- The Journal of Continuing Education in Nursing
- March 2012 - Volume 43 · Issue 3: 113-116
Calls for transformation in nursing education and practice abound. Nurses are part of a trusted profession, but they have been under-represented in conversations about health care compared with other, more vocal professionals. Nurses may not consider that they already have many leadership skills, and nurse educators in staff development roles are positioned to foster growth in other nurses. The relationship between nurse educators and their constituents provides the context for support that can motivate staff nurses to move beyond their concerns and accept challenges that may cause them some discomfort, such as writing for publication or public speaking. The leadership of nurse educators is essential to support colleagues who will shape the future of nursing.
Ms. Ashton is a doctoral student in nursing, University of North Carolina at Greensboro, North Carolina.
The author has disclosed no potential conflicts of interest, financial or otherwise.
The author thanks Dr. Lynne Lewallen, faculty member at the University of North Carolina at Greensboro, for her feedback and encouragement as this manuscript was being developed.

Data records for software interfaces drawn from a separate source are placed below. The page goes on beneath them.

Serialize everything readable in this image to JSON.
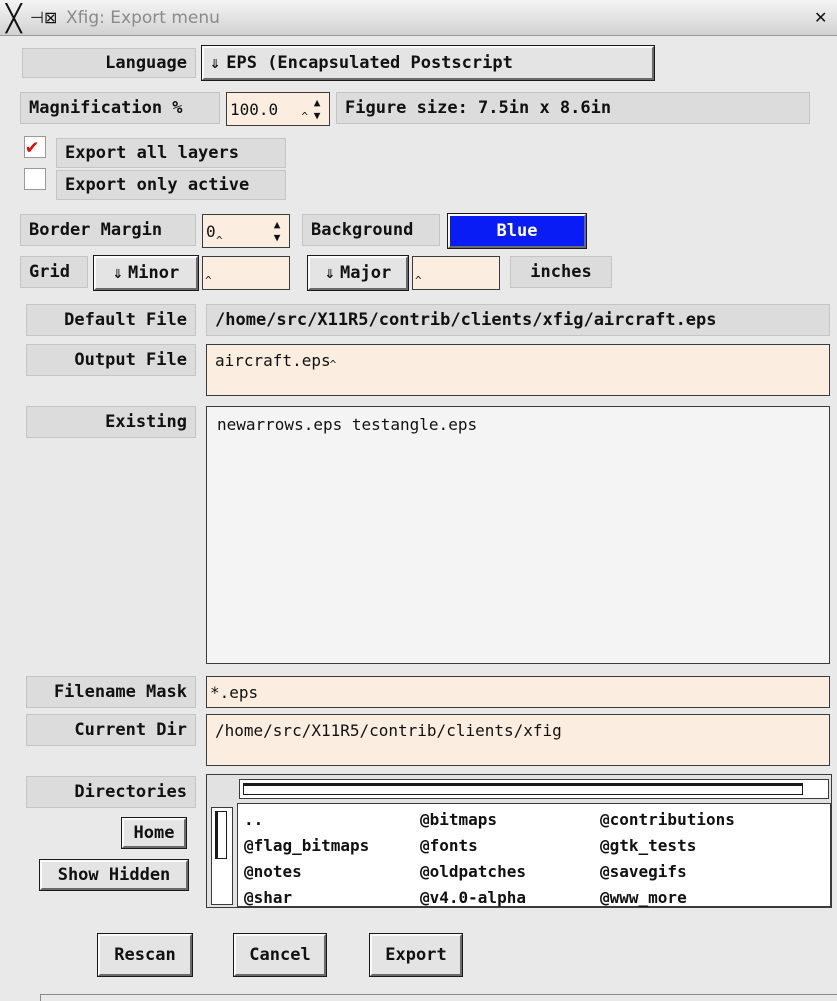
{
  "window": {
    "title": "Xfig: Export menu",
    "close_glyph": "✕",
    "app_icon": "x-logo-icon",
    "sticky_icon": "pin-icon"
  },
  "language": {
    "label": "Language",
    "value": "EPS (Encapsulated Postscript",
    "menu_icon": "menu-arrow-down-icon"
  },
  "magnification": {
    "label": "Magnification %",
    "value": "100.0",
    "figure_size": "Figure size: 7.5in x 8.6in"
  },
  "layers": {
    "export_all_label": "Export all layers",
    "export_all_checked": true,
    "export_active_label": "Export only active",
    "export_active_checked": false,
    "check_color": "#d81010"
  },
  "border": {
    "label": "Border Margin",
    "value": "0"
  },
  "background": {
    "label": "Background",
    "value": "Blue",
    "color": "#0a1cf5"
  },
  "grid": {
    "label": "Grid",
    "minor_label": "Minor",
    "minor_value": "",
    "major_label": "Major",
    "major_value": "",
    "units": "inches"
  },
  "files": {
    "default_label": "Default File",
    "default_value": "/home/src/X11R5/contrib/clients/xfig/aircraft.eps",
    "output_label": "Output File",
    "output_value": "aircraft.eps",
    "existing_label": "Existing",
    "existing_value": "newarrows.eps testangle.eps",
    "mask_label": "Filename Mask",
    "mask_value": "*.eps",
    "curdir_label": "Current Dir",
    "curdir_value": "/home/src/X11R5/contrib/clients/xfig"
  },
  "directories": {
    "label": "Directories",
    "home_label": "Home",
    "show_hidden_label": "Show Hidden",
    "items": [
      "..",
      "@bitmaps",
      "@contributions",
      "@flag_bitmaps",
      "@fonts",
      "@gtk_tests",
      "@notes",
      "@oldpatches",
      "@savegifs",
      "@shar",
      "@v4.0-alpha",
      "@www_more"
    ]
  },
  "actions": {
    "rescan_label": "Rescan",
    "cancel_label": "Cancel",
    "export_label": "Export"
  }
}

Address correspondence to Kathleen S. Ashton, MSN, RN, 4408 Talcott Drive, Durham, NC 27705. E-mail: email@example.com